__PROBLEM DESCRIPTION__
Output every record verbatim, and omit each picture.

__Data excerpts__
# # # # #
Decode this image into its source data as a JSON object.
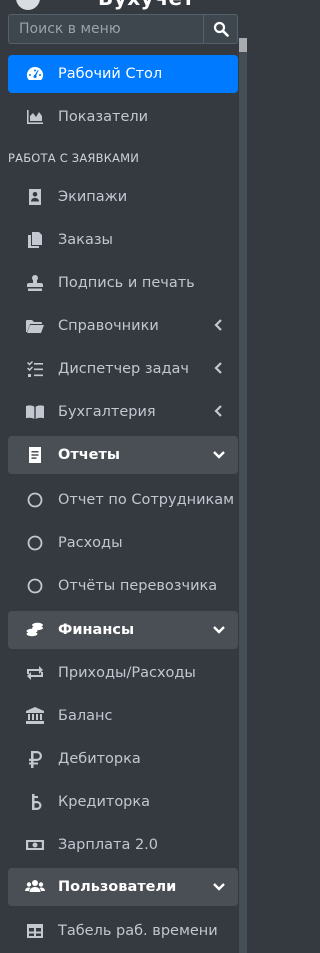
{
  "brand": {
    "title": "Бухучет"
  },
  "search": {
    "placeholder": "Поиск в меню"
  },
  "header": {
    "section_label": "РАБОТА С ЗАЯВКАМИ"
  },
  "nav": {
    "dashboard": {
      "label": "Рабочий Стол",
      "icon": "tachometer-icon"
    },
    "indicators": {
      "label": "Показатели",
      "icon": "area-chart-icon"
    },
    "crews": {
      "label": "Экипажи",
      "icon": "id-badge-icon"
    },
    "orders": {
      "label": "Заказы",
      "icon": "copy-icon"
    },
    "signature": {
      "label": "Подпись и печать",
      "icon": "stamp-icon"
    },
    "references": {
      "label": "Справочники",
      "icon": "folder-open-icon"
    },
    "tasks": {
      "label": "Диспетчер задач",
      "icon": "tasks-icon"
    },
    "accounting": {
      "label": "Бухгалтерия",
      "icon": "book-open-icon"
    },
    "reports": {
      "label": "Отчеты",
      "icon": "file-alt-icon"
    },
    "report_staff": {
      "label": "Отчет по Сотрудникам",
      "icon": "circle-outline-icon"
    },
    "report_expenses": {
      "label": "Расходы",
      "icon": "circle-outline-icon"
    },
    "report_carrier": {
      "label": "Отчёты перевозчика",
      "icon": "circle-outline-icon"
    },
    "finances": {
      "label": "Финансы",
      "icon": "coins-icon"
    },
    "income_expense": {
      "label": "Приходы/Расходы",
      "icon": "exchange-icon"
    },
    "balance": {
      "label": "Баланс",
      "icon": "bank-icon"
    },
    "receivables": {
      "label": "Дебиторка",
      "icon": "ruble-icon"
    },
    "payables": {
      "label": "Кредиторка",
      "icon": "b-currency-icon"
    },
    "salary": {
      "label": "Зарплата 2.0",
      "icon": "money-bill-icon"
    },
    "users": {
      "label": "Пользователи",
      "icon": "users-icon"
    },
    "timesheet": {
      "label": "Табель раб. времени",
      "icon": "table-icon"
    }
  },
  "colors": {
    "sidebar_bg": "#343a40",
    "active_bg": "#007bff",
    "open_bg": "#494f55",
    "text": "#c2c7d0"
  }
}
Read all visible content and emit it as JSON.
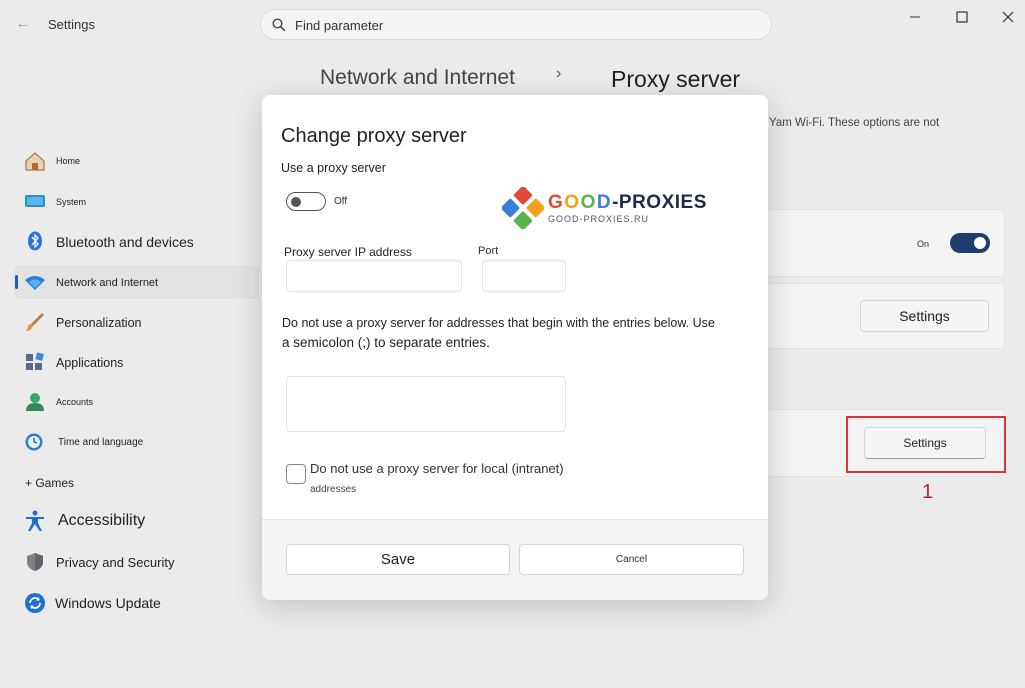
{
  "app": {
    "title": "Settings"
  },
  "search": {
    "placeholder": "Find parameter"
  },
  "breadcrumb": {
    "parent": "Network and Internet",
    "separator": "›",
    "current": "Proxy server"
  },
  "page": {
    "description": "Yam Wi-Fi. These options are not"
  },
  "sidebar": {
    "items": [
      {
        "label": "Home",
        "icon": "home-icon"
      },
      {
        "label": "System",
        "icon": "system-icon"
      },
      {
        "label": "Bluetooth and devices",
        "icon": "bluetooth-icon"
      },
      {
        "label": "Network and Internet",
        "icon": "wifi-icon",
        "active": true
      },
      {
        "label": "Personalization",
        "icon": "brush-icon"
      },
      {
        "label": "Applications",
        "icon": "apps-icon"
      },
      {
        "label": "Accounts",
        "icon": "account-icon"
      },
      {
        "label": "Time and language",
        "icon": "clock-icon"
      },
      {
        "label": "+ Games",
        "icon": ""
      },
      {
        "label": "Accessibility",
        "icon": "accessibility-icon"
      },
      {
        "label": "Privacy and Security",
        "icon": "shield-icon"
      },
      {
        "label": "Windows Update",
        "icon": "update-icon"
      }
    ]
  },
  "main": {
    "auto_detect": {
      "state_label": "On",
      "enabled": true
    },
    "setup_script": {
      "button_label": "Settings"
    },
    "manual_proxy": {
      "button_label": "Settings"
    },
    "annotation": {
      "step_number": "1",
      "color": "#e0303a"
    }
  },
  "dialog": {
    "title": "Change proxy server",
    "use_proxy_label": "Use a proxy server",
    "use_proxy_state": "Off",
    "ip_label": "Proxy server IP address",
    "port_label": "Port",
    "ip_value": "",
    "port_value": "",
    "exceptions_line1": "Do not use a proxy server for addresses that begin with the entries below. Use",
    "exceptions_line2": "a semicolon (;) to separate entries.",
    "exceptions_value": "",
    "local_label_line1": "Do not use a proxy server for local (intranet)",
    "local_label_line2": "addresses",
    "save_label": "Save",
    "cancel_label": "Cancel"
  },
  "watermark": {
    "brand_g": "G",
    "brand_o1": "O",
    "brand_o2": "O",
    "brand_d": "D",
    "brand_rest": "-PROXIES",
    "domain": "GOOD-PROXIES.RU"
  },
  "colors": {
    "accent": "#1f3d6e",
    "highlight": "#e0303a"
  }
}
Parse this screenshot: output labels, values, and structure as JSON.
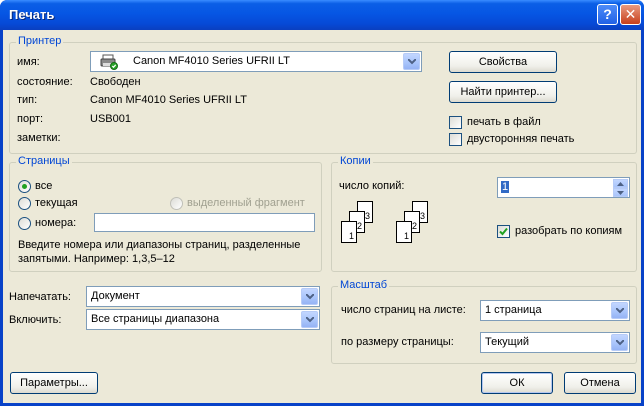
{
  "window": {
    "title": "Печать",
    "help_glyph": "?",
    "close_glyph": "✕"
  },
  "printer": {
    "legend": "Принтер",
    "name_label": "имя:",
    "name_value": "Canon MF4010 Series UFRII LT",
    "status_label": "состояние:",
    "status_value": "Свободен",
    "type_label": "тип:",
    "type_value": "Canon MF4010 Series UFRII LT",
    "port_label": "порт:",
    "port_value": "USB001",
    "notes_label": "заметки:",
    "properties_button": "Свойства",
    "find_printer_button": "Найти принтер...",
    "print_to_file": "печать в файл",
    "duplex": "двусторонняя печать"
  },
  "pages": {
    "legend": "Страницы",
    "all": "все",
    "current": "текущая",
    "selection": "выделенный фрагмент",
    "pages_option": "номера:",
    "hint": "Введите номера или диапазоны страниц, разделенные запятыми. Например: 1,3,5–12",
    "selected": "all"
  },
  "copies": {
    "legend": "Копии",
    "count_label": "число копий:",
    "count_value": "1",
    "collate_label": "разобрать по копиям",
    "collate_checked": true,
    "page_glyphs": [
      "3",
      "2",
      "1",
      "3",
      "2",
      "1"
    ]
  },
  "print_what": {
    "label": "Напечатать:",
    "value": "Документ"
  },
  "include": {
    "label": "Включить:",
    "value": "Все страницы диапазона"
  },
  "zoom": {
    "legend": "Масштаб",
    "pages_per_sheet_label": "число страниц на листе:",
    "pages_per_sheet_value": "1 страница",
    "scale_label": "по размеру страницы:",
    "scale_value": "Текущий"
  },
  "footer": {
    "options_button": "Параметры...",
    "ok_button": "ОК",
    "cancel_button": "Отмена"
  },
  "colors": {
    "title_bar": "#0656e4",
    "dialog_bg": "#ece9d8",
    "legend_text": "#0046d5",
    "radio_dot": "#21a121",
    "check_mark": "#21a121"
  }
}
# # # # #
__ANSWER TO THIS PROBLEM__
Decode this image into its source data as a JSON object.
{
  "brand": {
    "title": "Бухучет"
  },
  "search": {
    "placeholder": "Поиск в меню"
  },
  "header": {
    "section_label": "РАБОТА С ЗАЯВКАМИ"
  },
  "nav": {
    "dashboard": {
      "label": "Рабочий Стол",
      "icon": "tachometer-icon"
    },
    "indicators": {
      "label": "Показатели",
      "icon": "area-chart-icon"
    },
    "crews": {
      "label": "Экипажи",
      "icon": "id-badge-icon"
    },
    "orders": {
      "label": "Заказы",
      "icon": "copy-icon"
    },
    "signature": {
      "label": "Подпись и печать",
      "icon": "stamp-icon"
    },
    "references": {
      "label": "Справочники",
      "icon": "folder-open-icon"
    },
    "tasks": {
      "label": "Диспетчер задач",
      "icon": "tasks-icon"
    },
    "accounting": {
      "label": "Бухгалтерия",
      "icon": "book-open-icon"
    },
    "reports": {
      "label": "Отчеты",
      "icon": "file-alt-icon"
    },
    "report_staff": {
      "label": "Отчет по Сотрудникам",
      "icon": "circle-outline-icon"
    },
    "report_expenses": {
      "label": "Расходы",
      "icon": "circle-outline-icon"
    },
    "report_carrier": {
      "label": "Отчёты перевозчика",
      "icon": "circle-outline-icon"
    },
    "finances": {
      "label": "Финансы",
      "icon": "coins-icon"
    },
    "income_expense": {
      "label": "Приходы/Расходы",
      "icon": "exchange-icon"
    },
    "balance": {
      "label": "Баланс",
      "icon": "bank-icon"
    },
    "receivables": {
      "label": "Дебиторка",
      "icon": "ruble-icon"
    },
    "payables": {
      "label": "Кредиторка",
      "icon": "b-currency-icon"
    },
    "salary": {
      "label": "Зарплата 2.0",
      "icon": "money-bill-icon"
    },
    "users": {
      "label": "Пользователи",
      "icon": "users-icon"
    },
    "timesheet": {
      "label": "Табель раб. времени",
      "icon": "table-icon"
    }
  },
  "colors": {
    "sidebar_bg": "#343a40",
    "active_bg": "#007bff",
    "open_bg": "#494f55",
    "text": "#c2c7d0"
  }
}
Read all visible content and emit it as JSON.
{
  "app": {
    "title": "Settings"
  },
  "search": {
    "placeholder": "Find parameter"
  },
  "breadcrumb": {
    "parent": "Network and Internet",
    "separator": "›",
    "current": "Proxy server"
  },
  "page": {
    "description": "Yam Wi-Fi. These options are not"
  },
  "sidebar": {
    "items": [
      {
        "label": "Home",
        "icon": "home-icon"
      },
      {
        "label": "System",
        "icon": "system-icon"
      },
      {
        "label": "Bluetooth and devices",
        "icon": "bluetooth-icon"
      },
      {
        "label": "Network and Internet",
        "icon": "wifi-icon",
        "active": true
      },
      {
        "label": "Personalization",
        "icon": "brush-icon"
      },
      {
        "label": "Applications",
        "icon": "apps-icon"
      },
      {
        "label": "Accounts",
        "icon": "account-icon"
      },
      {
        "label": "Time and language",
        "icon": "clock-icon"
      },
      {
        "label": "+ Games",
        "icon": ""
      },
      {
        "label": "Accessibility",
        "icon": "accessibility-icon"
      },
      {
        "label": "Privacy and Security",
        "icon": "shield-icon"
      },
      {
        "label": "Windows Update",
        "icon": "update-icon"
      }
    ]
  },
  "main": {
    "auto_detect": {
      "state_label": "On",
      "enabled": true
    },
    "setup_script": {
      "button_label": "Settings"
    },
    "manual_proxy": {
      "button_label": "Settings"
    },
    "annotation": {
      "step_number": "1",
      "color": "#e0303a"
    }
  },
  "dialog": {
    "title": "Change proxy server",
    "use_proxy_label": "Use a proxy server",
    "use_proxy_state": "Off",
    "ip_label": "Proxy server IP address",
    "port_label": "Port",
    "ip_value": "",
    "port_value": "",
    "exceptions_line1": "Do not use a proxy server for addresses that begin with the entries below. Use",
    "exceptions_line2": "a semicolon (;) to separate entries.",
    "exceptions_value": "",
    "local_label_line1": "Do not use a proxy server for local (intranet)",
    "local_label_line2": "addresses",
    "save_label": "Save",
    "cancel_label": "Cancel"
  },
  "watermark": {
    "brand_g": "G",
    "brand_o1": "O",
    "brand_o2": "O",
    "brand_d": "D",
    "brand_rest": "-PROXIES",
    "domain": "GOOD-PROXIES.RU"
  },
  "colors": {
    "accent": "#1f3d6e",
    "highlight": "#e0303a"
  }
}
Parse this screenshot: output labels, values, and structure as JSON.
{
  "window": {
    "title": "Печать",
    "help_glyph": "?",
    "close_glyph": "✕"
  },
  "printer": {
    "legend": "Принтер",
    "name_label": "имя:",
    "name_value": "Canon MF4010 Series UFRII LT",
    "status_label": "состояние:",
    "status_value": "Свободен",
    "type_label": "тип:",
    "type_value": "Canon MF4010 Series UFRII LT",
    "port_label": "порт:",
    "port_value": "USB001",
    "notes_label": "заметки:",
    "properties_button": "Свойства",
    "find_printer_button": "Найти принтер...",
    "print_to_file": "печать в файл",
    "duplex": "двусторонняя печать"
  },
  "pages": {
    "legend": "Страницы",
    "all": "все",
    "current": "текущая",
    "selection": "выделенный фрагмент",
    "pages_option": "номера:",
    "hint": "Введите номера или диапазоны страниц, разделенные запятыми. Например: 1,3,5–12",
    "selected": "all"
  },
  "copies": {
    "legend": "Копии",
    "count_label": "число копий:",
    "count_value": "1",
    "collate_label": "разобрать по копиям",
    "collate_checked": true,
    "page_glyphs": [
      "3",
      "2",
      "1",
      "3",
      "2",
      "1"
    ]
  },
  "print_what": {
    "label": "Напечатать:",
    "value": "Документ"
  },
  "include": {
    "label": "Включить:",
    "value": "Все страницы диапазона"
  },
  "zoom": {
    "legend": "Масштаб",
    "pages_per_sheet_label": "число страниц на листе:",
    "pages_per_sheet_value": "1 страница",
    "scale_label": "по размеру страницы:",
    "scale_value": "Текущий"
  },
  "footer": {
    "options_button": "Параметры...",
    "ok_button": "ОК",
    "cancel_button": "Отмена"
  },
  "colors": {
    "title_bar": "#0656e4",
    "dialog_bg": "#ece9d8",
    "legend_text": "#0046d5",
    "radio_dot": "#21a121",
    "check_mark": "#21a121"
  }
}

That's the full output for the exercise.